1. The security bond given by the appellants does not fall under any of the Clauses (a), (b) or (c) of Section 145, Civil Procedure Code. It is a special kind of surety bond taken by the Court in accordance with Order XX1, Rule 43, Civil Procedure Code, as materially altered by this High Court under its rule-making powers and is concerned with the safe custody of articles which cannot be conveniently removed' from the place of their attachment in execution. It Las nothing to do with Section 145, Civil Procedure Code. Clause (b) of Section 145 refers to restitution of property 'taken in execution,' that is, taken possession of by a party in execution in accordance with the terms of the decree or order in his favour, and not to properties taken possession of by the Court through attachment in execution of a decree.
2. The decree-holder cannot execute his decree against a surety who becomes one under Order XXI, Rule 43, in respect of properties taken possession of by the Court Amin. It is only a surety who comes under Section 145 that could be 'proceeded against in execution as if he was a party to the decree. The Court should, in a case like the present, assign the bond in. favour of the decree-holder in whose interests (though not for whose direct benefit) the bond was taken, The lower Courts' orders permitting the decree-holder to execute his decree against the appellants to the extent of the amount mentioned in the surety bond cannot, therefore, be upheld and are set aside. In substitution thereof, I would direct that the District Munsif's Court do assign the bond in favour of the decree holder.

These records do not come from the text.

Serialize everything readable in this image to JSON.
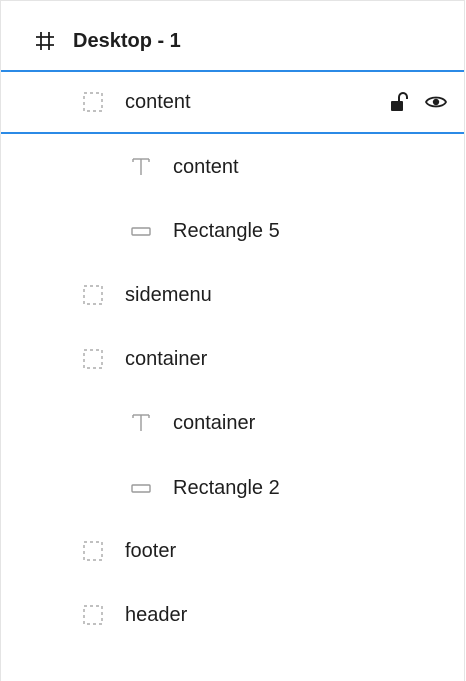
{
  "layers": [
    {
      "label": "Desktop - 1",
      "type": "frame",
      "icon": "hash-frame-icon"
    },
    {
      "label": "content",
      "type": "group",
      "icon": "dashed-group-icon"
    },
    {
      "label": "content",
      "type": "text",
      "icon": "text-t-icon"
    },
    {
      "label": "Rectangle 5",
      "type": "rectangle",
      "icon": "rectangle-icon"
    },
    {
      "label": "sidemenu",
      "type": "group",
      "icon": "dashed-group-icon"
    },
    {
      "label": "container",
      "type": "group",
      "icon": "dashed-group-icon"
    },
    {
      "label": "container",
      "type": "text",
      "icon": "text-t-icon"
    },
    {
      "label": "Rectangle 2",
      "type": "rectangle",
      "icon": "rectangle-icon"
    },
    {
      "label": "footer",
      "type": "group",
      "icon": "dashed-group-icon"
    },
    {
      "label": "header",
      "type": "group",
      "icon": "dashed-group-icon"
    }
  ],
  "selected_layer": "content",
  "row_actions": {
    "lock_icon": "unlock-icon",
    "visibility_icon": "eye-icon"
  },
  "colors": {
    "selection_border": "#2b8ae6",
    "text": "#1e1e1e",
    "icon_muted": "#9a9a9a"
  }
}
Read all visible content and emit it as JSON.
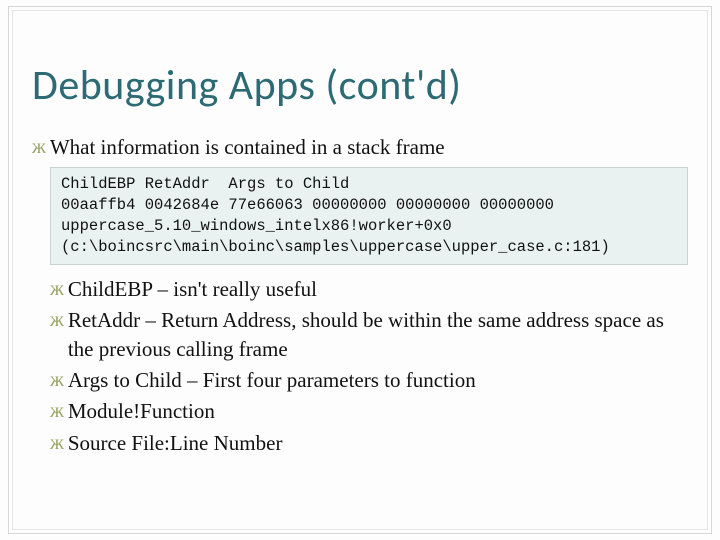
{
  "title": "Debugging Apps (cont'd)",
  "lead_bullet": "What information is contained in a stack frame",
  "code": {
    "l1": "ChildEBP RetAddr  Args to Child",
    "l2": "00aaffb4 0042684e 77e66063 00000000 00000000 00000000",
    "l3": "uppercase_5.10_windows_intelx86!worker+0x0",
    "l4": "(c:\\boincsrc\\main\\boinc\\samples\\uppercase\\upper_case.c:181)"
  },
  "bullets": [
    "ChildEBP – isn't really useful",
    "RetAddr – Return Address, should be within the same address space as the previous calling frame",
    "Args to Child – First four parameters to function",
    "Module!Function",
    "Source File:Line Number"
  ]
}
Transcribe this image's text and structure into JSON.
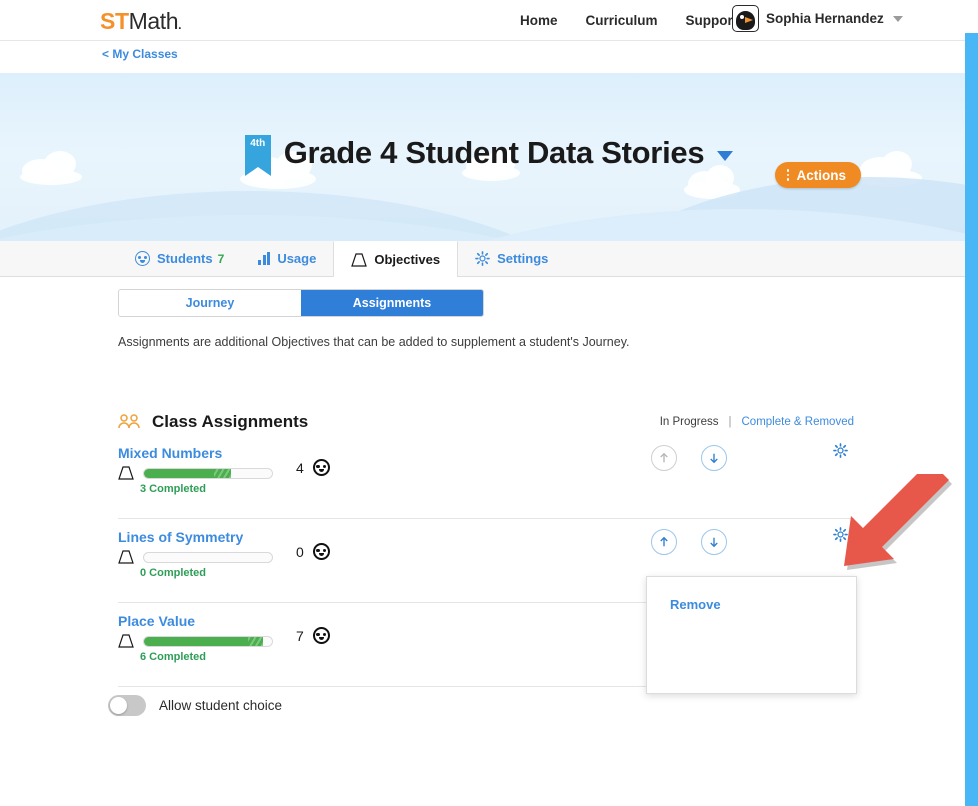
{
  "topnav": {
    "logo_st": "ST",
    "logo_math": "Math",
    "logo_dot": ".",
    "links": [
      {
        "label": "Home",
        "name": "nav-home"
      },
      {
        "label": "Curriculum",
        "name": "nav-curriculum"
      },
      {
        "label": "Support",
        "name": "nav-support"
      }
    ],
    "user_name": "Sophia Hernandez",
    "avatar_icon": "penguin-avatar-icon",
    "chevron_icon": "chevron-down-icon"
  },
  "breadcrumb": {
    "label": "< My Classes"
  },
  "hero": {
    "grade_badge": "4th",
    "title": "Grade 4 Student Data Stories",
    "title_chevron_icon": "chevron-down-icon",
    "actions_label": "Actions",
    "actions_icon": "kebab-menu-icon",
    "accent_orange": "#ef8b22",
    "sky_color": "#e3f1fb"
  },
  "tabs": [
    {
      "label": "Students",
      "count": "7",
      "icon": "smiley-face-icon",
      "active": false
    },
    {
      "label": "Usage",
      "count": "",
      "icon": "bar-chart-icon",
      "active": false
    },
    {
      "label": "Objectives",
      "count": "",
      "icon": "trapezoid-icon",
      "active": true
    },
    {
      "label": "Settings",
      "count": "",
      "icon": "gear-icon",
      "active": false
    }
  ],
  "segmented": {
    "journey_label": "Journey",
    "assignments_label": "Assignments",
    "selected": "Assignments"
  },
  "description": "Assignments are additional Objectives that can be added to supplement a student's Journey.",
  "section": {
    "title": "Class Assignments",
    "icon": "people-icon",
    "filter_active": "In Progress",
    "filter_separator": "|",
    "filter_link": "Complete & Removed"
  },
  "assignments": [
    {
      "name": "Mixed Numbers",
      "progress_pct": 55,
      "stripe_pct": 13,
      "student_count": "4",
      "completed_label": "3 Completed",
      "up_enabled": false,
      "down_enabled": true
    },
    {
      "name": "Lines of Symmetry",
      "progress_pct": 0,
      "stripe_pct": 0,
      "student_count": "0",
      "completed_label": "0 Completed",
      "up_enabled": true,
      "down_enabled": true
    },
    {
      "name": "Place Value",
      "progress_pct": 81,
      "stripe_pct": 12,
      "student_count": "7",
      "completed_label": "6 Completed",
      "up_enabled": true,
      "down_enabled": false
    }
  ],
  "context_menu": {
    "remove_label": "Remove"
  },
  "student_choice": {
    "label": "Allow student choice",
    "enabled": false
  },
  "annotation": {
    "arrow_color": "#e8584a",
    "icon": "annotation-arrow-icon"
  },
  "colors": {
    "blue_link": "#3d8bde",
    "blue_active": "#2f7ed8",
    "green_bar": "#4caf4f",
    "green_text": "#2e9e57",
    "scrollbar": "#49b6f5"
  }
}
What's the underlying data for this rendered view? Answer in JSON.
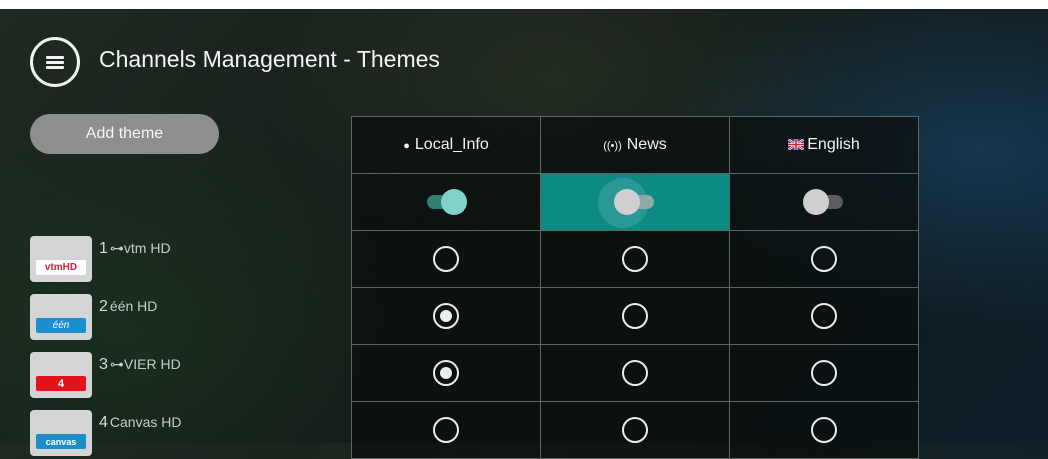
{
  "header": {
    "title": "Channels Management - Themes",
    "menu_icon": "hamburger-menu-icon"
  },
  "sidebar": {
    "add_theme_label": "Add theme",
    "channels": [
      {
        "number": "1",
        "name": "vtm HD",
        "locked": true,
        "logo": "vtm-hd-logo"
      },
      {
        "number": "2",
        "name": "één HD",
        "locked": false,
        "logo": "een-hd-logo"
      },
      {
        "number": "3",
        "name": "VIER HD",
        "locked": true,
        "logo": "vier-hd-logo"
      },
      {
        "number": "4",
        "name": "Canvas HD",
        "locked": false,
        "logo": "canvas-hd-logo"
      }
    ]
  },
  "themes": {
    "columns": [
      {
        "label": "Local_Info",
        "icon": "info-icon",
        "enabled": true
      },
      {
        "label": "News",
        "icon": "broadcast-icon",
        "enabled": false,
        "focused": true
      },
      {
        "label": "English",
        "icon": "uk-flag-icon",
        "enabled": false
      }
    ],
    "rows": [
      [
        false,
        false,
        false
      ],
      [
        true,
        false,
        false
      ],
      [
        true,
        false,
        false
      ],
      [
        false,
        false,
        false
      ]
    ]
  },
  "colors": {
    "accent": "#0b8a86",
    "toggle_on_track": "#2f7f72",
    "toggle_on_knob": "#7fd3c7",
    "toggle_off_knob": "#cfcfcf",
    "toggle_off_track": "#5a5f5e",
    "add_theme_bg": "#8c8f8c"
  },
  "logos": {
    "vtm": "vtmHD",
    "een": "één",
    "vier": "4",
    "canvas": "canvas"
  }
}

As the bond is nearly three years old, it is desirable that the assignment should be made soon. The parties will bear their respective costs throughout.
3. As the words where and in so far as a decree is varied or reversed' occurring in Section 144, Civil Procedure Code, are not repeated in Section 145, I am inclined to read the word 'restitution' in Section 145 (b) as not confined to the narrow sense in which it is used in Section 144, namely, adjustment of the rights of parties inter se arising out of the variation of a decree in appeal or otherwise but in the wide and general sense of restoration or making good that which is deficient. If that is so, the Court can proceed in execution against the surety who has failed to perform his conditional undertaking to produce the judgment-debtor's property before the Court when called upon to do so. In the Code of Civil Procedure there is no provision similar to that in Section 35 of the Guardians and Wards Act for the assignment of a security-bond for the purpose of a suit being brought to enforce its terms.
4. That course is, however, one which it must be within the inherent power of the Court in whose favour the bond is written to adopt, and I think it would be convenient to adopt it in the circumstances of the present case. The words 'may be executed' in Section 45 seem to indicate that a proceeding in execution is only an alter-native remedy and that the other remedy of assignment of the security bond is not excluded.
5. I, therefore, agree with the order proposed by my learned brother.